Background: Mutation-induced variations in the functional architecture of the NaV1.7 channel protein are causally related to a broad spectrum of human pain disorders. Predicting in silico the phenotype of NaV1.7 variant is of major clinical importance; it can aid in reducing costs of in vitro pathophysiological characterization of NaV1.7 variants, as well as, in the design of drug agents for counteracting adhere pain symptoms.

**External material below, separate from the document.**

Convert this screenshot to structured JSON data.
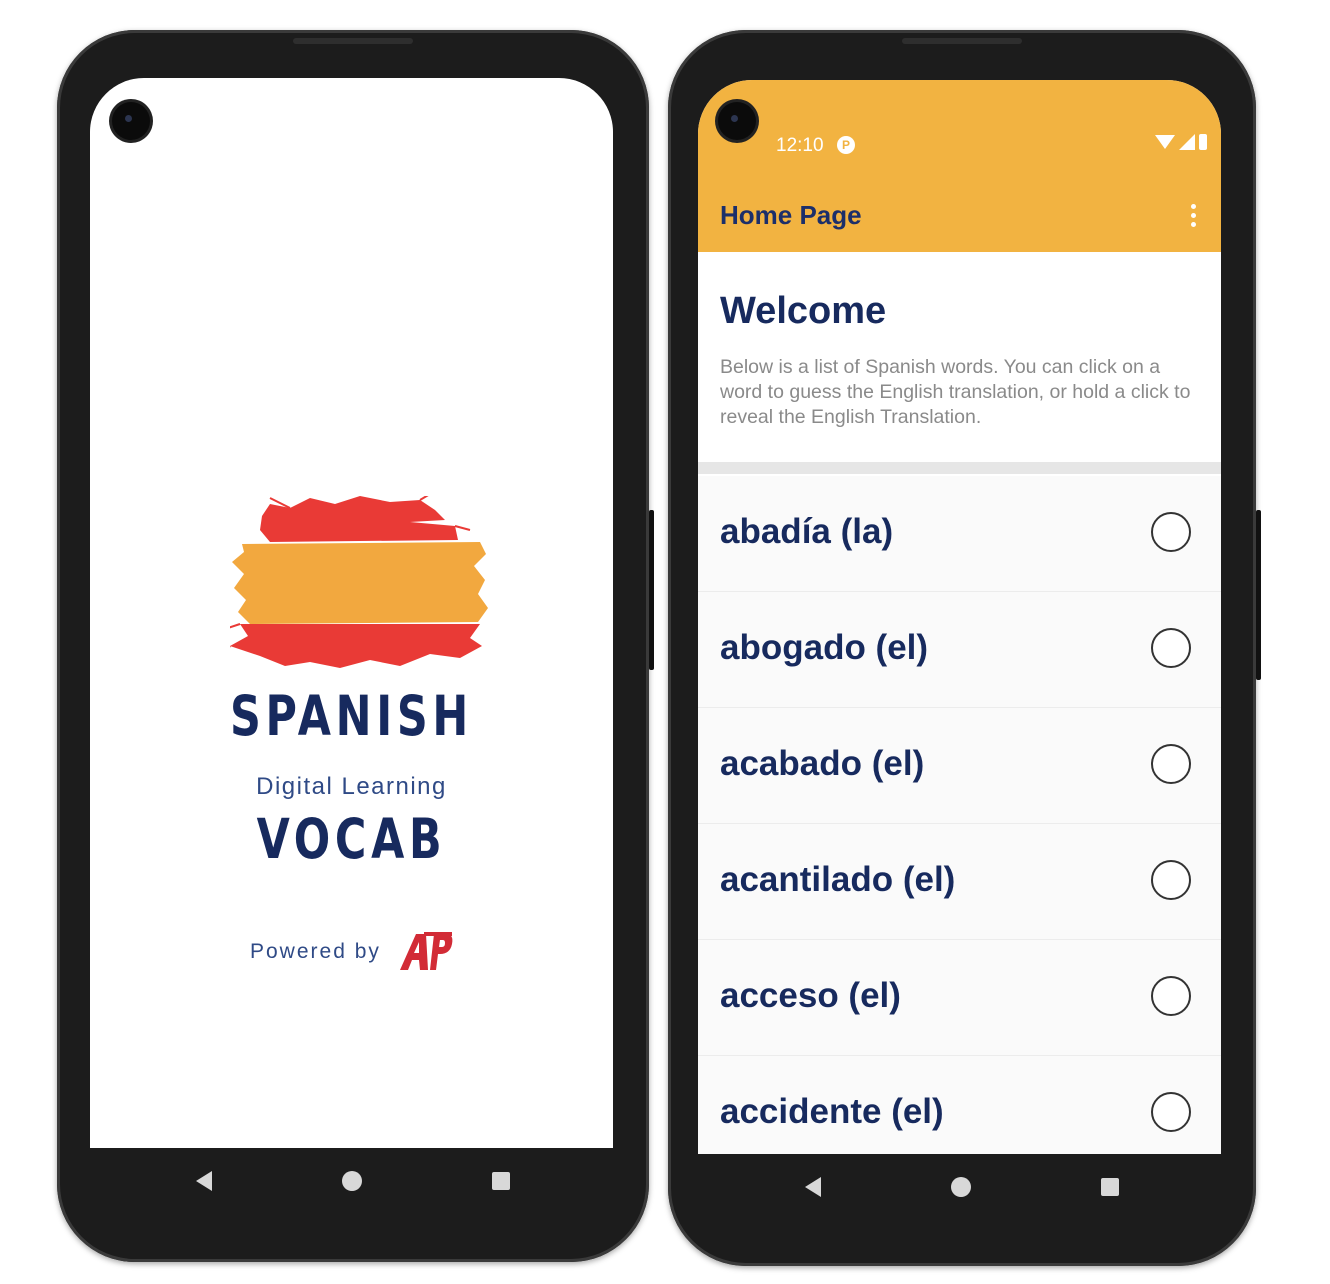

Results: In this work, we utilize spatial complexity of hydropathic eﬀects toward predicting which NaV1.7 variants cause pain (and which are neutral) based on the location of its mutation site within the NaV1.7 structure. For that, we analyze topological and scaling hydropathic characteristics of the atomic environment around NaV1.7’s pore and probe their spatial correlation with mutation sites. We show that pain-related mutation sites occupy structural locations in proximity to a hydrophobic patch lining the pore while clustering at a critical hydropathic-interactions distance from the selectivity ﬁlter (SF). Taken together, these observations can diﬀerentiate pain-related NaV1.7 variants from neutral ones, i.e., NaV1.7 variants not causing pain disease, with 80.5% sensitivity and 93.7% speciﬁcity [area under the receiver operating characteristics curve = 0.872].
Conclusions: Our ﬁndings suggest that maintaining hydrophobic NaV1.7 interior intact, as well as, a ﬁnely-tuned (dictated by hydropathic interactions) distance from the SF might be necessary molecular conditions for physiological NaV1.7 functioning. The main advantage for using the presented predictive scheme is its negligible computational cost, as well as, hydropathicity-based biophysical rationalization.